Excerpted records -
::::

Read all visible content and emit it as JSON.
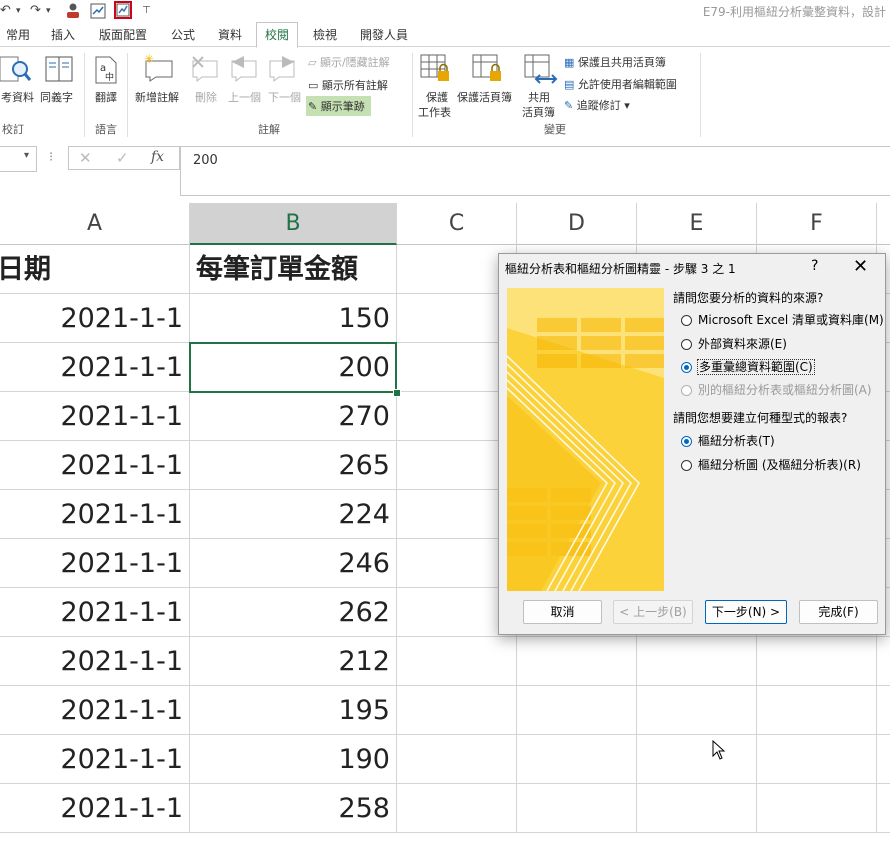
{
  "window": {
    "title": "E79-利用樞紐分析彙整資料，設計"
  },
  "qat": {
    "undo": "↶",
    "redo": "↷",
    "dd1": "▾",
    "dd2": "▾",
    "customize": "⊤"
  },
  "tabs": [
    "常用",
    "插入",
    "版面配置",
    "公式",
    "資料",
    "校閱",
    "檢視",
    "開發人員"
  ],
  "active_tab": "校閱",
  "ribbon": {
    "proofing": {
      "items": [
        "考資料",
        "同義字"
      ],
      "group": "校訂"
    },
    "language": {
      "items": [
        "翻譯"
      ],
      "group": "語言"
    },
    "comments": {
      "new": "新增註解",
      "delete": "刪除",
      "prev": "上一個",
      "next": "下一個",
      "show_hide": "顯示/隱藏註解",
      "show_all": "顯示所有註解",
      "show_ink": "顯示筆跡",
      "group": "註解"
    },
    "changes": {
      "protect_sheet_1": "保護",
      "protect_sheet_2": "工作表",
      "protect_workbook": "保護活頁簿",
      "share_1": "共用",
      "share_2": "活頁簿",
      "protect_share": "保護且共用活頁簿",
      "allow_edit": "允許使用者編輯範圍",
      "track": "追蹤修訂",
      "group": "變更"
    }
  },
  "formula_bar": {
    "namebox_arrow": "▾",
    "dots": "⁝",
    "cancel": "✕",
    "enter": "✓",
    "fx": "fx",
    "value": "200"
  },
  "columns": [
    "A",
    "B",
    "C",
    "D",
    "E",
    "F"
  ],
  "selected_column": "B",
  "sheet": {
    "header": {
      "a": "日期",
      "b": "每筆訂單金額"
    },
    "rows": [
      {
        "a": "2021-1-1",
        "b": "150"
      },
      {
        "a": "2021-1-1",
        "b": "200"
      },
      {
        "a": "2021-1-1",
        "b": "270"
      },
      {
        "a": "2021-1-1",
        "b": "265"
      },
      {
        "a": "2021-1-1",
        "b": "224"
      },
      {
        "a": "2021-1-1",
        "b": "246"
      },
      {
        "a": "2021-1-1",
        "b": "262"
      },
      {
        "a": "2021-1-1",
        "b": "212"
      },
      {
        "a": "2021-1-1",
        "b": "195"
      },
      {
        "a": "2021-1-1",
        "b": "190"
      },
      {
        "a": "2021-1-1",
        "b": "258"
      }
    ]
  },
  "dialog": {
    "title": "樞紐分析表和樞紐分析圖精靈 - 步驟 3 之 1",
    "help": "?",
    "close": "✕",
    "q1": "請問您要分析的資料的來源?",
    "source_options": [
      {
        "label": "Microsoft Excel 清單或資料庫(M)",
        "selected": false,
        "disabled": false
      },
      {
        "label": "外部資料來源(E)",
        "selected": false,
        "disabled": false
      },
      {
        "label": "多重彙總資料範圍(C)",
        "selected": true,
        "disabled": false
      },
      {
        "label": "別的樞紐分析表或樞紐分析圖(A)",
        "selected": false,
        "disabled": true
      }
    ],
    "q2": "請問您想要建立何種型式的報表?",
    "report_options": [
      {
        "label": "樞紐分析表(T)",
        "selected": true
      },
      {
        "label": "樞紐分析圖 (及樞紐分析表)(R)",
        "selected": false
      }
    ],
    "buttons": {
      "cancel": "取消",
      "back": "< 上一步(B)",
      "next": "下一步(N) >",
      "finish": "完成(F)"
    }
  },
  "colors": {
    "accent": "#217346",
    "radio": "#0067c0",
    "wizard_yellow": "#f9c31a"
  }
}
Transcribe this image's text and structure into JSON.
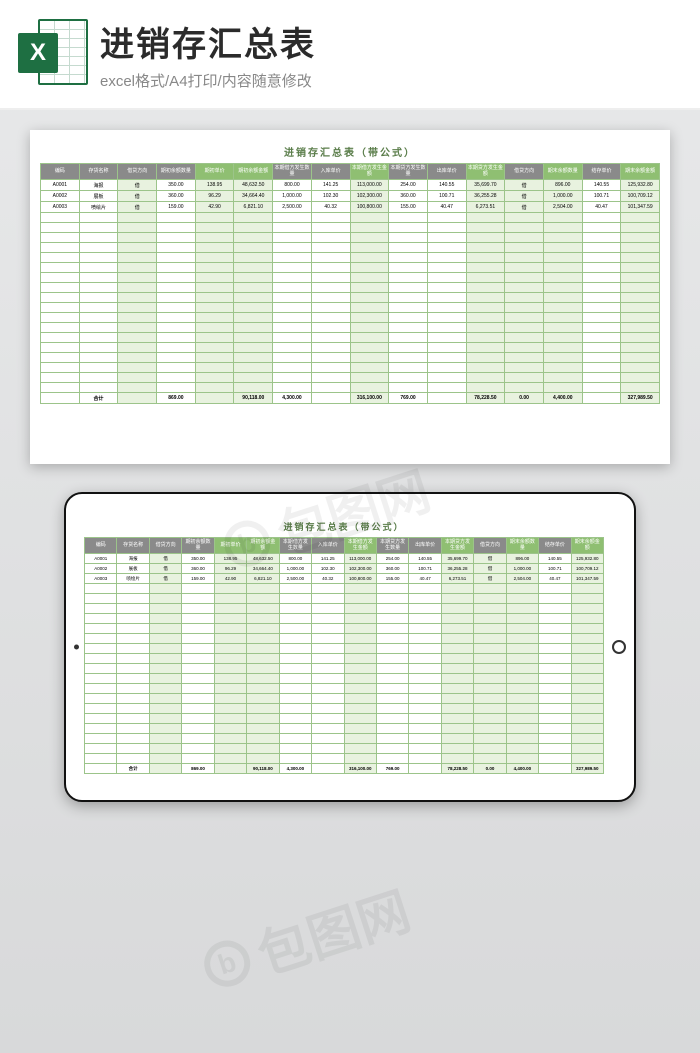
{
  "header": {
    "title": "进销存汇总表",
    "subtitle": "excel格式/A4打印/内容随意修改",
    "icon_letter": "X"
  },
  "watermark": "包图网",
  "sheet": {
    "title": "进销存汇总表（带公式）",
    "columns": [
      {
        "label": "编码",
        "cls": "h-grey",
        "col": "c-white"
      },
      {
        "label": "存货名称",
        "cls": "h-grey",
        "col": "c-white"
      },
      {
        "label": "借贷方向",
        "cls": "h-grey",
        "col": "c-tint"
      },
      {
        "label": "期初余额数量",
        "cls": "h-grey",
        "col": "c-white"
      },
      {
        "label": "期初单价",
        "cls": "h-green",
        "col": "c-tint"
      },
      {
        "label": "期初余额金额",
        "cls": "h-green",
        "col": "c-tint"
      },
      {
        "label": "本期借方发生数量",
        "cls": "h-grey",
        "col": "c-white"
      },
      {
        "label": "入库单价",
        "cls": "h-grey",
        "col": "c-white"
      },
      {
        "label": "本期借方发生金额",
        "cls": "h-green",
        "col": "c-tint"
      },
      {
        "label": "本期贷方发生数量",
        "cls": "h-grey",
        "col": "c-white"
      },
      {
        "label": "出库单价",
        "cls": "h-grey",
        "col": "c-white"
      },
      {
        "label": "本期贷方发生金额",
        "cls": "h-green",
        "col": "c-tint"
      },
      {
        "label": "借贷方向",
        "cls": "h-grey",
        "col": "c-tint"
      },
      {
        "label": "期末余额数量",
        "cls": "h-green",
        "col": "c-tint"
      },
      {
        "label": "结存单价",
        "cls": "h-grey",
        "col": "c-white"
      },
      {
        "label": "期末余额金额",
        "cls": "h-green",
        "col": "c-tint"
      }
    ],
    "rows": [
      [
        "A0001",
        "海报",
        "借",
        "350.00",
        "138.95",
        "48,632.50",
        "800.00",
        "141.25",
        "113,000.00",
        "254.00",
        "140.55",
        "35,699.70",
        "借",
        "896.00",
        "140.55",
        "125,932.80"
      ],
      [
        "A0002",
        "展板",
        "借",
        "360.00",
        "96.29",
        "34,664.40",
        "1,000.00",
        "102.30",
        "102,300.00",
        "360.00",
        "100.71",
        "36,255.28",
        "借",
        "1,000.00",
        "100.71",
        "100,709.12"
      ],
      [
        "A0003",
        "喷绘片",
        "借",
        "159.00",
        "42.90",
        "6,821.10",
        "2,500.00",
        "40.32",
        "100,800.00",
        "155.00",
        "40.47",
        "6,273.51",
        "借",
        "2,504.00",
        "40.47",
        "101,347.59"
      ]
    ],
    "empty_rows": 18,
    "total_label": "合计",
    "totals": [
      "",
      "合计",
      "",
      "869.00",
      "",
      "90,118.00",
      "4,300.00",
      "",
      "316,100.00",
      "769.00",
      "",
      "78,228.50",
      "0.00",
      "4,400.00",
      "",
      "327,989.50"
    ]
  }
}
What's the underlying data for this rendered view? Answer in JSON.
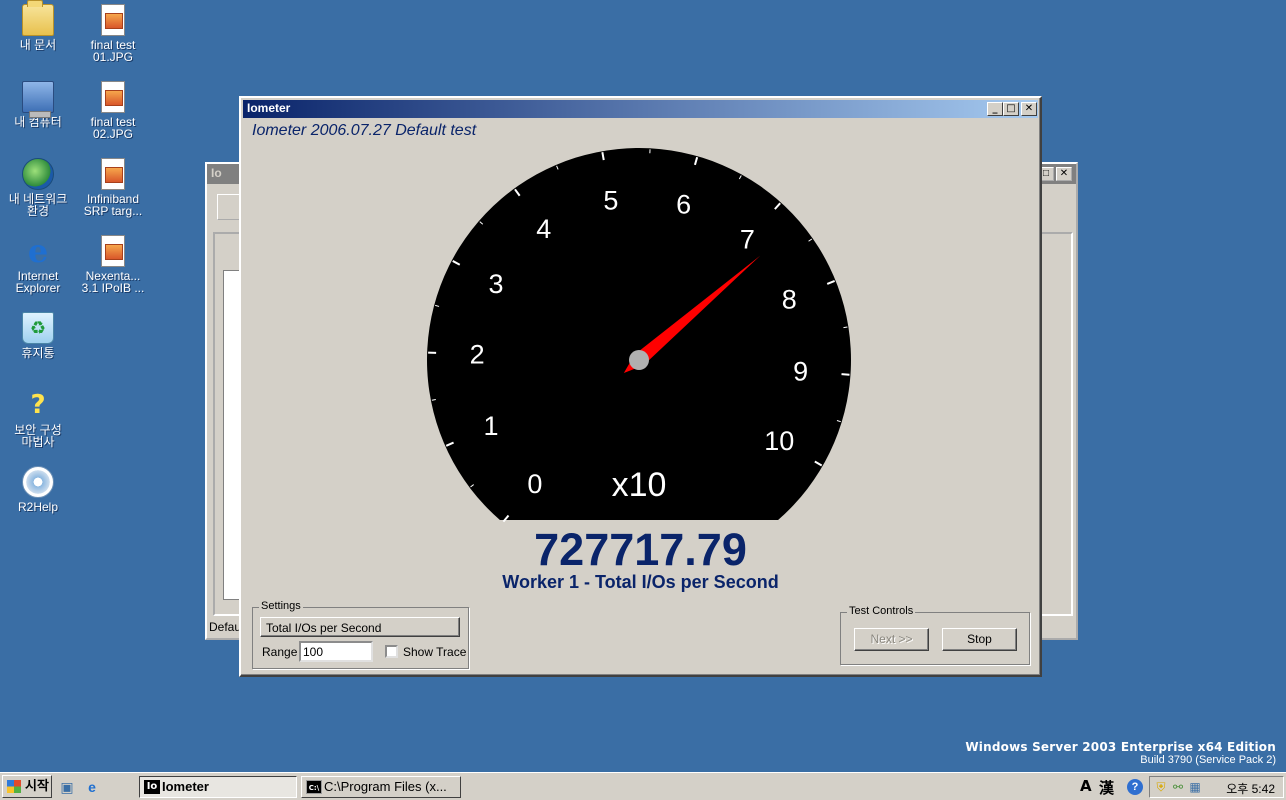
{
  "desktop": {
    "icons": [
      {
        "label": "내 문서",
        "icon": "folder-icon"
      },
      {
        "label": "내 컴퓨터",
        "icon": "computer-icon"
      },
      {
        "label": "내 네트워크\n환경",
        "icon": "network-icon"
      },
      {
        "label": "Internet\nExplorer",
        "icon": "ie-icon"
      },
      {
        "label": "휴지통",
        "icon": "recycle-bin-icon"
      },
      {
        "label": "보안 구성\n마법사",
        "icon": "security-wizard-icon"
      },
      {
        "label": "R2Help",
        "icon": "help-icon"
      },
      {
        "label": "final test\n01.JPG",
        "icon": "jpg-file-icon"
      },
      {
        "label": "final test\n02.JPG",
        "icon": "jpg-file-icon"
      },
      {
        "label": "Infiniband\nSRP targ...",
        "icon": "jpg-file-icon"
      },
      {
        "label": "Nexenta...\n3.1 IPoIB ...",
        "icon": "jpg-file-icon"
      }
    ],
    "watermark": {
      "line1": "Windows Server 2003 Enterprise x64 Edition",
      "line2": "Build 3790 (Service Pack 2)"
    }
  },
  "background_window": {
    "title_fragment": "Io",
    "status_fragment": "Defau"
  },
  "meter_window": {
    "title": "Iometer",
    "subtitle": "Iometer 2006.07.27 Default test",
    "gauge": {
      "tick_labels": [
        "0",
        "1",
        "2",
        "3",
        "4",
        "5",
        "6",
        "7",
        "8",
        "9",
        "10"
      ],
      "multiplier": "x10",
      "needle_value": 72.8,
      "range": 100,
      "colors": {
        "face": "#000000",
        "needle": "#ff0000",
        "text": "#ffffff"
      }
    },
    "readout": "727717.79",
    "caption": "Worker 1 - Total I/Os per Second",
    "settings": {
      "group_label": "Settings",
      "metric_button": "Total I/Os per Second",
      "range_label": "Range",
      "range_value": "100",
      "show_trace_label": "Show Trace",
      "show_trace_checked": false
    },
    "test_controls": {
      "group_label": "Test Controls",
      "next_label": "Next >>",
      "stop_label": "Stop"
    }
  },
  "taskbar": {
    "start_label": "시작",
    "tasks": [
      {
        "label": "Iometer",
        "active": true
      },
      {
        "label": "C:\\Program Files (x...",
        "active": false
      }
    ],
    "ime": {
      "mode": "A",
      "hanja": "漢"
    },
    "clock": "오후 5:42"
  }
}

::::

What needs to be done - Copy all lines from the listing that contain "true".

Output for this task -
        "selected": true,
        "disabled": true
        "selected": true
        "active": true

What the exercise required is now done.